That’s why discovering and knowing your family health history is so important. Your medical history includes all the traits your family shares that you can’t see. These traits may increase your risk for many hereditary conditions and diseases, including:
- heart disease and blood clots
- Alzheimer’s disease and dementia
- high blood pressure and high cholesterol
|Family members to include in your history||Family members you don’t need to include in your history|
|parents||stepparents and stepsiblings|
|siblings||adoptive parents and adoptive siblings|
|your children||spouses, unless they’re also related by blood|
|aunts and uncles||aunts and uncles who married into your family (meaning they aren’t siblings of one of your parents)|

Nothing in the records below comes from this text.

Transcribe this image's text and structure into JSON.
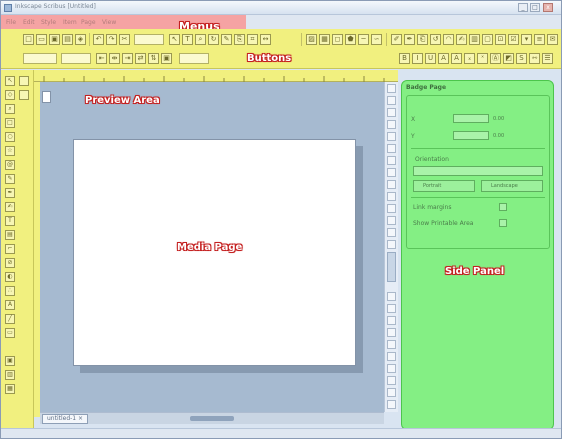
{
  "window": {
    "title": "Inkscape Scribus [Untitled]",
    "minimize": "_",
    "maximize": "□",
    "close": "x"
  },
  "menus": [
    "File",
    "Edit",
    "Style",
    "Item",
    "Page",
    "View"
  ],
  "annotations": {
    "menus": "Menus",
    "buttons": "Buttons",
    "preview_area": "Preview Area",
    "media_page": "Media Page",
    "side_panel": "Side Panel"
  },
  "side_panel": {
    "title": "Badge Page",
    "x_label": "X",
    "x_value": "0.00",
    "y_label": "Y",
    "y_value": "0.00",
    "orientation_label": "Orientation",
    "portrait_label": "Portrait",
    "landscape_label": "Landscape",
    "link_margins_label": "Link margins",
    "show_printable_label": "Show Printable Area"
  },
  "document_tab": {
    "label": "untitled-1 ×"
  },
  "colors": {
    "annotation_outline": "#c42020",
    "toolbar_highlight": "#f1f07f",
    "menu_highlight": "#f5a3a3",
    "side_panel_highlight": "#84ef84",
    "preview_background": "#a6bad0"
  }
}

|nieces and nephews||spouses of your siblings, unless they’re related by blood|
|grandparents and great-grandparents|
5 questions to ask

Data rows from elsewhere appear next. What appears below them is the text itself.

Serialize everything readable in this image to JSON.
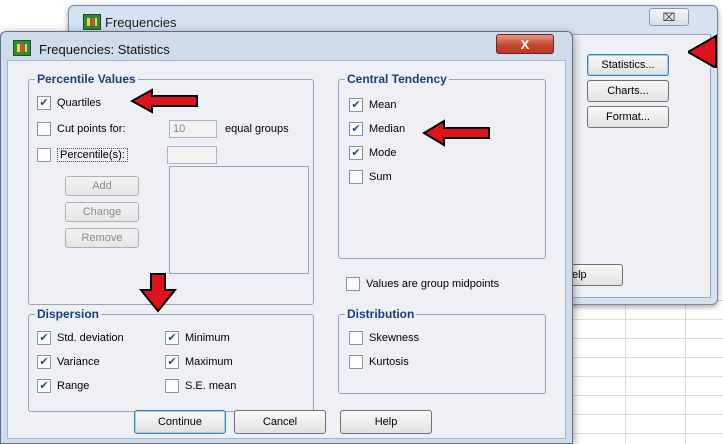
{
  "back_window": {
    "title": "Frequencies",
    "close_label": "⌧",
    "buttons": {
      "statistics": "Statistics...",
      "charts": "Charts...",
      "format": "Format...",
      "help": "elp"
    }
  },
  "dialog": {
    "title": "Frequencies: Statistics",
    "close_label": "X",
    "percentile": {
      "legend": "Percentile Values",
      "quartiles": "Quartiles",
      "cut_points": "Cut points for:",
      "cut_value": "10",
      "equal_groups": "equal groups",
      "percentiles": "Percentile(s):",
      "add": "Add",
      "change": "Change",
      "remove": "Remove"
    },
    "central": {
      "legend": "Central Tendency",
      "mean": "Mean",
      "median": "Median",
      "mode": "Mode",
      "sum": "Sum"
    },
    "midpoints": "Values are group midpoints",
    "dispersion": {
      "legend": "Dispersion",
      "std_dev": "Std. deviation",
      "variance": "Variance",
      "range": "Range",
      "minimum": "Minimum",
      "maximum": "Maximum",
      "se_mean": "S.E. mean"
    },
    "distribution": {
      "legend": "Distribution",
      "skewness": "Skewness",
      "kurtosis": "Kurtosis"
    },
    "footer": {
      "continue": "Continue",
      "cancel": "Cancel",
      "help": "Help"
    }
  },
  "checked_mark": "✔",
  "colors": {
    "arrow_red": "#e0121a",
    "legend_blue": "#1a3f7a",
    "close_red": "#c3482f"
  }
}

Here are some questions you can ask to start the conversation:
- How old was my relative when they died, and what was the cause of death?
- Are there health problems that run in the family on both sides?

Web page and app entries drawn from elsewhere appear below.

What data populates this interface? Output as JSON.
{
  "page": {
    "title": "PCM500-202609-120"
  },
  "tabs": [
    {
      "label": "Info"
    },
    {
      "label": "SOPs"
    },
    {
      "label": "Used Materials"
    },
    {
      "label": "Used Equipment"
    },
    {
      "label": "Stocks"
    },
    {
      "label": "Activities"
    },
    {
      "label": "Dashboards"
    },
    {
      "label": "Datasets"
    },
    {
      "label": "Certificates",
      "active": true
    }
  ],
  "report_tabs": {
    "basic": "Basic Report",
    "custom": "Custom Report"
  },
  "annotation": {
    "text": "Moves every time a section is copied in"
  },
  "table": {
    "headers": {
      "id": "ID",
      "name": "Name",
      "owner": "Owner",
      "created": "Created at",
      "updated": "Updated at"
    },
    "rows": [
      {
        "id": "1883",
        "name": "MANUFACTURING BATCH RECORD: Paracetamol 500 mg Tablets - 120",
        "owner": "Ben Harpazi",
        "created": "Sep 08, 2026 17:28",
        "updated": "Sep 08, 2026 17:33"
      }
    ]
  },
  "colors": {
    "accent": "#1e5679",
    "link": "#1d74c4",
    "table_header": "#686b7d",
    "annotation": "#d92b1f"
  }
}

- Is there a history of pregnancy loss or birth defects in my family?
- What allergies do people in my family have?
- What is my ethnicity? (Some conditions are common among certain ethnicities.), and with many mixed combinations of relatives, this is proving to be more and more important.